EXERCISE ->
Leave the pictures out. Return all other data exactly.

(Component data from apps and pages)
════════════════

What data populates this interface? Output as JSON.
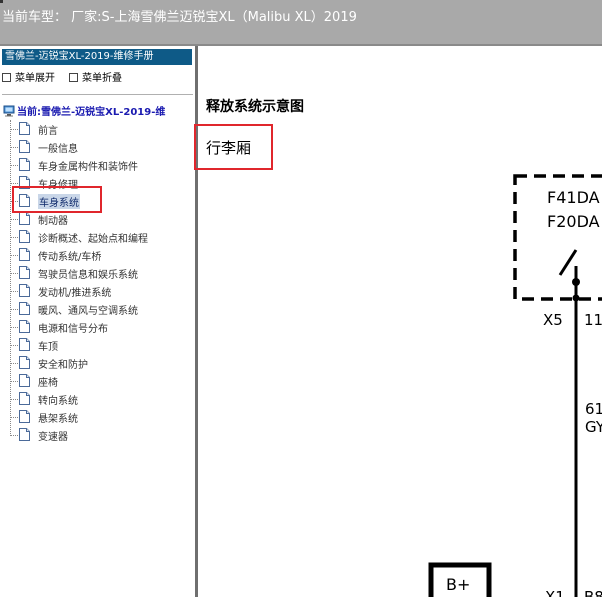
{
  "header": {
    "vehicle_info": "当前车型： 厂家:S-上海雪佛兰迈锐宝XL（Malibu XL）2019"
  },
  "sidebar": {
    "manual_title": "雪佛兰-迈锐宝XL-2019-维修手册",
    "expand_label": "菜单展开",
    "collapse_label": "菜单折叠",
    "root_label": "当前:雪佛兰-迈锐宝XL-2019-维",
    "items": [
      {
        "label": "前言"
      },
      {
        "label": "一般信息"
      },
      {
        "label": "车身金属构件和装饰件"
      },
      {
        "label": "车身修理"
      },
      {
        "label": "车身系统"
      },
      {
        "label": "制动器"
      },
      {
        "label": "诊断概述、起始点和编程"
      },
      {
        "label": "传动系统/车桥"
      },
      {
        "label": "驾驶员信息和娱乐系统"
      },
      {
        "label": "发动机/推进系统"
      },
      {
        "label": "暖风、通风与空调系统"
      },
      {
        "label": "电源和信号分布"
      },
      {
        "label": "车顶"
      },
      {
        "label": "安全和防护"
      },
      {
        "label": "座椅"
      },
      {
        "label": "转向系统"
      },
      {
        "label": "悬架系统"
      },
      {
        "label": "变速器"
      }
    ],
    "selected_index": 4
  },
  "content": {
    "title": "释放系统示意图",
    "subtitle": "行李厢",
    "diagram": {
      "fuse_label_1": "F41DA",
      "fuse_label_2": "F20DA",
      "connector_x5": "X5",
      "pin_11": "11",
      "wire_61": "61",
      "wire_color": "GY",
      "power_label": "B+",
      "connector_x1": "X1",
      "pin_b": "B8"
    }
  },
  "colors": {
    "header_bg": "#a9a9a9",
    "manual_title_bg": "#0e5a87",
    "highlight_red": "#e0262c",
    "root_text": "#1a1ab0"
  }
}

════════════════

YOUR SOLUTION ->
What data populates this interface? Output as JSON.
{
  "header": {
    "vehicle_info": "当前车型： 厂家:S-上海雪佛兰迈锐宝XL（Malibu XL）2019"
  },
  "sidebar": {
    "manual_title": "雪佛兰-迈锐宝XL-2019-维修手册",
    "expand_label": "菜单展开",
    "collapse_label": "菜单折叠",
    "root_label": "当前:雪佛兰-迈锐宝XL-2019-维",
    "items": [
      {
        "label": "前言"
      },
      {
        "label": "一般信息"
      },
      {
        "label": "车身金属构件和装饰件"
      },
      {
        "label": "车身修理"
      },
      {
        "label": "车身系统"
      },
      {
        "label": "制动器"
      },
      {
        "label": "诊断概述、起始点和编程"
      },
      {
        "label": "传动系统/车桥"
      },
      {
        "label": "驾驶员信息和娱乐系统"
      },
      {
        "label": "发动机/推进系统"
      },
      {
        "label": "暖风、通风与空调系统"
      },
      {
        "label": "电源和信号分布"
      },
      {
        "label": "车顶"
      },
      {
        "label": "安全和防护"
      },
      {
        "label": "座椅"
      },
      {
        "label": "转向系统"
      },
      {
        "label": "悬架系统"
      },
      {
        "label": "变速器"
      }
    ],
    "selected_index": 4
  },
  "content": {
    "title": "释放系统示意图",
    "subtitle": "行李厢",
    "diagram": {
      "fuse_label_1": "F41DA",
      "fuse_label_2": "F20DA",
      "connector_x5": "X5",
      "pin_11": "11",
      "wire_61": "61",
      "wire_color": "GY",
      "power_label": "B+",
      "connector_x1": "X1",
      "pin_b": "B8"
    }
  },
  "colors": {
    "header_bg": "#a9a9a9",
    "manual_title_bg": "#0e5a87",
    "highlight_red": "#e0262c",
    "root_text": "#1a1ab0"
  }
}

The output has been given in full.